The 3 Basic Types of Agreement for Artist Freelancers by Lee Morin, Esq. Articles related to Copyright for the Freelance Artist series may be found here: Part 1: Copyright Basics (The 101) Part 2: 3 Types of Employment Agreements Part 3: Copyright Infringement and Defenses  Part 4: A Case Study of Momocon THE IMPORTANCE OF EMPLOYMENT AGREEMENTS: The Case of Jack Kirby and Marvel Comics Whether you transfer ownership of or merely grant permission to use the exclusive rights to your work depends on the contract agreements in place.  Heated debates have arisen where it concerns agreements between freelance artists and publishers that allowed publishers to exploit characters in the comic book industry. Motion picture adaptations of literary superheroes are an example of derivative works, which provide the film industry with some of the highest earning films of late, grossing more than 15 billion dollars for Marvel, now Disney, since 2000 [11] .  Because copyright law provides that freelancers can terminate transfers of ownership in the exclusive rights to their work [12] , heirs of freelance artist Jack Kirby sued Marvel to reclaim rights to characters Fantastic Four, Hulk, Iron Man, Silver Surfer, Spider Man, Thor, and X-Men [13] . Marvel argued that Kirby produced work as made for hire not subject to termination; thus, Marvel was author and owner; neither Kirby nor his heirs had any claim.  The heirs insisted that Kirby had not irrevocably transferred his rights to Marvel, rather that the transfer was subject to termination after 56 years [14] . After petitioning the Supreme Court for certiorari, parties settled their dispute on confidential terms [15] .  Whether freelance...

Copyright for the Freelance Artist Pt 1: Copyright Basics

So today we have an awesome guest blogger Lee Morin, an Entertainment Lawyer here to shed some light about things that artists might not know but probably should, especially if they are freelancing or considering doing so. One of these things that people might be familiar with but not in details have to do with the issue of copyright in art and adaptations.

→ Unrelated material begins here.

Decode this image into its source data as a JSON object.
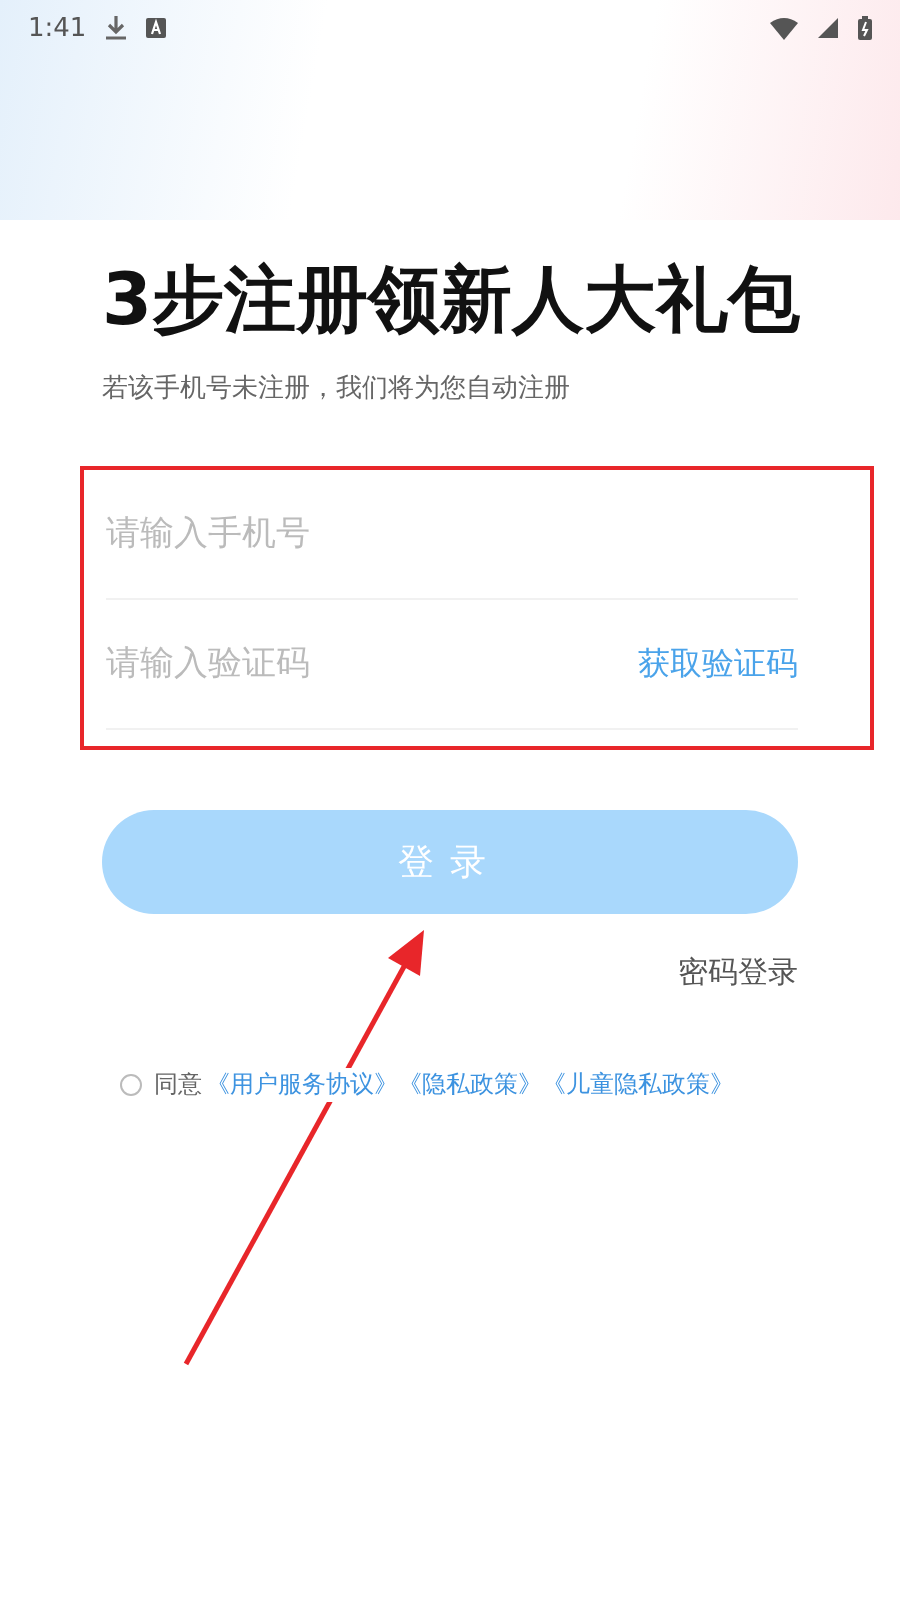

While something we are all probably familiar with at a basic level, here’s some useful information that might get artists more familiar with a bit more than just the definition and a bit of how copyright is important especially to artists. * This guest blog post was written by Lee Morin, Esq.   OF COPYRIGHT, CONTRACTS, AND FAN ART If you are reading this blog, words like “manga,” “cosplay,” or “doujinshi,” may seem ordinary.  To the uninitiated, these words are foreign; but, if you have heard of Pokémon, or Dragon Ball Z, then you know “manga”[1].  My first encounter with manga was the film adaptation of Akira, and later with Ghost in the Shell, whose soundtrack is as haunting as its subject matter.  Following in the footsteps of the crossover tradition was the epic film adaptation, Final Fantasy: The Spirits Within, from the successful media franchise Final Fantasy, which, “centers on a series of fantasy and science fantasy role-playing video games, but includes motion pictures, anime, printed media, and other merchandise [2].” The film adaptation of Final Fantasy was the first photorealistic computer animated feature film, and most expensive to produce at $137 million with a staff of 200 at 960 workstations rendering 141,964 frames over a span of...